What you give back must match the records below word for word.

LISTED ENTRIES:

<<<<

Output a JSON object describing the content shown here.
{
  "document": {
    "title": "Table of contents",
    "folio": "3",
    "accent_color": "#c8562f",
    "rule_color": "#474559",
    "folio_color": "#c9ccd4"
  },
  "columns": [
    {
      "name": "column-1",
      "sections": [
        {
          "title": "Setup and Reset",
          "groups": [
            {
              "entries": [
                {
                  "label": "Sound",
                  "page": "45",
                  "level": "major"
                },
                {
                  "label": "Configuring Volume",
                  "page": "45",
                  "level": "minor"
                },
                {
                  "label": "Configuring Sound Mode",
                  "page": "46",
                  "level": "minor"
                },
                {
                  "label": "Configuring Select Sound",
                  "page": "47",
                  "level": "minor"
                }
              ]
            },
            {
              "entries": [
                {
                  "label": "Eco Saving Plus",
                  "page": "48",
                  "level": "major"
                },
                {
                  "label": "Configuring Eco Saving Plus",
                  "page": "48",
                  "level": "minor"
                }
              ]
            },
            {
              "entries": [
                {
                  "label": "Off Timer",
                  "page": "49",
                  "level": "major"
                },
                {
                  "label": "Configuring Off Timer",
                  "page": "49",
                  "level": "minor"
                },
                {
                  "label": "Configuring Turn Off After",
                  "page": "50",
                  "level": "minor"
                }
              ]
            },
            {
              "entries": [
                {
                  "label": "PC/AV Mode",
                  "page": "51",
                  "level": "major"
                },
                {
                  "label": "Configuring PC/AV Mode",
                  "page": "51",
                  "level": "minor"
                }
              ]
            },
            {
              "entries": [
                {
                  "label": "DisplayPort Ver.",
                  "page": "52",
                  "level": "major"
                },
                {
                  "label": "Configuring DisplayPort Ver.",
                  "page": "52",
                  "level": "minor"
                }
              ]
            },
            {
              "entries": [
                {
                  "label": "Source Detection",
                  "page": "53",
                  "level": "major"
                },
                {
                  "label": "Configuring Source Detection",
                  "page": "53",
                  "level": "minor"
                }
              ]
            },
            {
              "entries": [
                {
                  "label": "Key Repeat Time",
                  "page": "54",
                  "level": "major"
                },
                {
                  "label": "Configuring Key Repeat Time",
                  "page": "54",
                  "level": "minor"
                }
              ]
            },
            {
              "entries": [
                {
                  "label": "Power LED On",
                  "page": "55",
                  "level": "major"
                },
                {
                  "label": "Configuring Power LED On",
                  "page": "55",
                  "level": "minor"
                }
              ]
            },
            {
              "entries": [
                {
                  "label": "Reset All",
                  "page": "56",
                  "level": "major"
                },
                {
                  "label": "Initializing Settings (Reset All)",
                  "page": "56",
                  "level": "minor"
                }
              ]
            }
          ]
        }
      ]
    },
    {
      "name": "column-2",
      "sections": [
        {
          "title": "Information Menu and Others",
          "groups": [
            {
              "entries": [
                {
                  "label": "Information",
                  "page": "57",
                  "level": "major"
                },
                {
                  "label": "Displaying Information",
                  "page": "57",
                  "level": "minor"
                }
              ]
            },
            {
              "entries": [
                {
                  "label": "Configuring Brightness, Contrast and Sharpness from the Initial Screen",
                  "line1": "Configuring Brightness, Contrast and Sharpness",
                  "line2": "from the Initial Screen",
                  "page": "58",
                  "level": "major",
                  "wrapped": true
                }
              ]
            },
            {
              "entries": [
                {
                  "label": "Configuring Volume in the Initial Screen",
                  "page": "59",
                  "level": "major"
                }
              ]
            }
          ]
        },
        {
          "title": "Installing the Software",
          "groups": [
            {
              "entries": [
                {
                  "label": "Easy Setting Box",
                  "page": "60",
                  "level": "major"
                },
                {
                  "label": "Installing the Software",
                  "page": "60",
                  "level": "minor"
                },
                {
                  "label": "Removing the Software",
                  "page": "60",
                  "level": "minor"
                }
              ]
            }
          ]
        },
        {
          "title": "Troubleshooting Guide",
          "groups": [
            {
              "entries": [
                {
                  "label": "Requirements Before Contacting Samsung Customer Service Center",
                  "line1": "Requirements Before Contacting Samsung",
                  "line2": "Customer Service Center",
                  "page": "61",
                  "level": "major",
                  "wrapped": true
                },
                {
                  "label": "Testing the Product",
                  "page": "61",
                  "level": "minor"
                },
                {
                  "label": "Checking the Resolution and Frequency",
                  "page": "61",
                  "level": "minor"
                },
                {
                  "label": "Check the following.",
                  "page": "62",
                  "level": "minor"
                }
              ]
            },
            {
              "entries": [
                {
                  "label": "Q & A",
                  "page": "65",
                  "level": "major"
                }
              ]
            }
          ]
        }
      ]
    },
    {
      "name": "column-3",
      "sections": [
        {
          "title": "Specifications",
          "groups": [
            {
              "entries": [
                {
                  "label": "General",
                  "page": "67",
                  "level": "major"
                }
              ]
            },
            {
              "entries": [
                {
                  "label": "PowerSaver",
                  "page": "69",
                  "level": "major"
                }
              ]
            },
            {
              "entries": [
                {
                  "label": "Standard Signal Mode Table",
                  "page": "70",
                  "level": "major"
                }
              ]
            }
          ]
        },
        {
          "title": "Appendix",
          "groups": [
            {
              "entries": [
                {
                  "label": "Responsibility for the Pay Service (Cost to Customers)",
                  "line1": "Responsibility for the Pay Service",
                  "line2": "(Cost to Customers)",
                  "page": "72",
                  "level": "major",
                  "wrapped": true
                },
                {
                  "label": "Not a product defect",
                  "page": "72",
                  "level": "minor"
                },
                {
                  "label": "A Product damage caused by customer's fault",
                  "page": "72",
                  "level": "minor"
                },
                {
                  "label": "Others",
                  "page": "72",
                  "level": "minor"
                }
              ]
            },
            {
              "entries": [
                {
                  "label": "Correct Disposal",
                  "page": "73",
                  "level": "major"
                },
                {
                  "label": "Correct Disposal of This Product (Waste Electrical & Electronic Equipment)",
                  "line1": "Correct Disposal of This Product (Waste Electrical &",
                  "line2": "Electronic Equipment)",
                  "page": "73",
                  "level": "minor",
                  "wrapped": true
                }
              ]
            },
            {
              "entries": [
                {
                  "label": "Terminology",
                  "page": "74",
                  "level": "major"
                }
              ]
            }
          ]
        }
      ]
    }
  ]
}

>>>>

EXPECTED OUTPUT:
Output a JSON object describing the content shown here.
{
  "document": {
    "title": "Table of contents",
    "folio": "3",
    "accent_color": "#c8562f",
    "rule_color": "#474559",
    "folio_color": "#c9ccd4"
  },
  "columns": [
    {
      "name": "column-1",
      "sections": [
        {
          "title": "Setup and Reset",
          "groups": [
            {
              "entries": [
                {
                  "label": "Sound",
                  "page": "45",
                  "level": "major"
                },
                {
                  "label": "Configuring Volume",
                  "page": "45",
                  "level": "minor"
                },
                {
                  "label": "Configuring Sound Mode",
                  "page": "46",
                  "level": "minor"
                },
                {
                  "label": "Configuring Select Sound",
                  "page": "47",
                  "level": "minor"
                }
              ]
            },
            {
              "entries": [
                {
                  "label": "Eco Saving Plus",
                  "page": "48",
                  "level": "major"
                },
                {
                  "label": "Configuring Eco Saving Plus",
                  "page": "48",
                  "level": "minor"
                }
              ]
            },
            {
              "entries": [
                {
                  "label": "Off Timer",
                  "page": "49",
                  "level": "major"
                },
                {
                  "label": "Configuring Off Timer",
                  "page": "49",
                  "level": "minor"
                },
                {
                  "label": "Configuring Turn Off After",
                  "page": "50",
                  "level": "minor"
                }
              ]
            },
            {
              "entries": [
                {
                  "label": "PC/AV Mode",
                  "page": "51",
                  "level": "major"
                },
                {
                  "label": "Configuring PC/AV Mode",
                  "page": "51",
                  "level": "minor"
                }
              ]
            },
            {
              "entries": [
                {
                  "label": "DisplayPort Ver.",
                  "page": "52",
                  "level": "major"
                },
                {
                  "label": "Configuring DisplayPort Ver.",
                  "page": "52",
                  "level": "minor"
                }
              ]
            },
            {
              "entries": [
                {
                  "label": "Source Detection",
                  "page": "53",
                  "level": "major"
                },
                {
                  "label": "Configuring Source Detection",
                  "page": "53",
                  "level": "minor"
                }
              ]
            },
            {
              "entries": [
                {
                  "label": "Key Repeat Time",
                  "page": "54",
                  "level": "major"
                },
                {
                  "label": "Configuring Key Repeat Time",
                  "page": "54",
                  "level": "minor"
                }
              ]
            },
            {
              "entries": [
                {
                  "label": "Power LED On",
                  "page": "55",
                  "level": "major"
                },
                {
                  "label": "Configuring Power LED On",
                  "page": "55",
                  "level": "minor"
                }
              ]
            },
            {
              "entries": [
                {
                  "label": "Reset All",
                  "page": "56",
                  "level": "major"
                },
                {
                  "label": "Initializing Settings (Reset All)",
                  "page": "56",
                  "level": "minor"
                }
              ]
            }
          ]
        }
      ]
    },
    {
      "name": "column-2",
      "sections": [
        {
          "title": "Information Menu and Others",
          "groups": [
            {
              "entries": [
                {
                  "label": "Information",
                  "page": "57",
                  "level": "major"
                },
                {
                  "label": "Displaying Information",
                  "page": "57",
                  "level": "minor"
                }
              ]
            },
            {
              "entries": [
                {
                  "label": "Configuring Brightness, Contrast and Sharpness from the Initial Screen",
                  "line1": "Configuring Brightness, Contrast and Sharpness",
                  "line2": "from the Initial Screen",
                  "page": "58",
                  "level": "major",
                  "wrapped": true
                }
              ]
            },
            {
              "entries": [
                {
                  "label": "Configuring Volume in the Initial Screen",
                  "page": "59",
                  "level": "major"
                }
              ]
            }
          ]
        },
        {
          "title": "Installing the Software",
          "groups": [
            {
              "entries": [
                {
                  "label": "Easy Setting Box",
                  "page": "60",
                  "level": "major"
                },
                {
                  "label": "Installing the Software",
                  "page": "60",
                  "level": "minor"
                },
                {
                  "label": "Removing the Software",
                  "page": "60",
                  "level": "minor"
                }
              ]
            }
          ]
        },
        {
          "title": "Troubleshooting Guide",
          "groups": [
            {
              "entries": [
                {
                  "label": "Requirements Before Contacting Samsung Customer Service Center",
                  "line1": "Requirements Before Contacting Samsung",
                  "line2": "Customer Service Center",
                  "page": "61",
                  "level": "major",
                  "wrapped": true
                },
                {
                  "label": "Testing the Product",
                  "page": "61",
                  "level": "minor"
                },
                {
                  "label": "Checking the Resolution and Frequency",
                  "page": "61",
                  "level": "minor"
                },
                {
                  "label": "Check the following.",
                  "page": "62",
                  "level": "minor"
                }
              ]
            },
            {
              "entries": [
                {
                  "label": "Q & A",
                  "page": "65",
                  "level": "major"
                }
              ]
            }
          ]
        }
      ]
    },
    {
      "name": "column-3",
      "sections": [
        {
          "title": "Specifications",
          "groups": [
            {
              "entries": [
                {
                  "label": "General",
                  "page": "67",
                  "level": "major"
                }
              ]
            },
            {
              "entries": [
                {
                  "label": "PowerSaver",
                  "page": "69",
                  "level": "major"
                }
              ]
            },
            {
              "entries": [
                {
                  "label": "Standard Signal Mode Table",
                  "page": "70",
                  "level": "major"
                }
              ]
            }
          ]
        },
        {
          "title": "Appendix",
          "groups": [
            {
              "entries": [
                {
                  "label": "Responsibility for the Pay Service (Cost to Customers)",
                  "line1": "Responsibility for the Pay Service",
                  "line2": "(Cost to Customers)",
                  "page": "72",
                  "level": "major",
                  "wrapped": true
                },
                {
                  "label": "Not a product defect",
                  "page": "72",
                  "level": "minor"
                },
                {
                  "label": "A Product damage caused by customer's fault",
                  "page": "72",
                  "level": "minor"
                },
                {
                  "label": "Others",
                  "page": "72",
                  "level": "minor"
                }
              ]
            },
            {
              "entries": [
                {
                  "label": "Correct Disposal",
                  "page": "73",
                  "level": "major"
                },
                {
                  "label": "Correct Disposal of This Product (Waste Electrical & Electronic Equipment)",
                  "line1": "Correct Disposal of This Product (Waste Electrical &",
                  "line2": "Electronic Equipment)",
                  "page": "73",
                  "level": "minor",
                  "wrapped": true
                }
              ]
            },
            {
              "entries": [
                {
                  "label": "Terminology",
                  "page": "74",
                  "level": "major"
                }
              ]
            }
          ]
        }
      ]
    }
  ]
}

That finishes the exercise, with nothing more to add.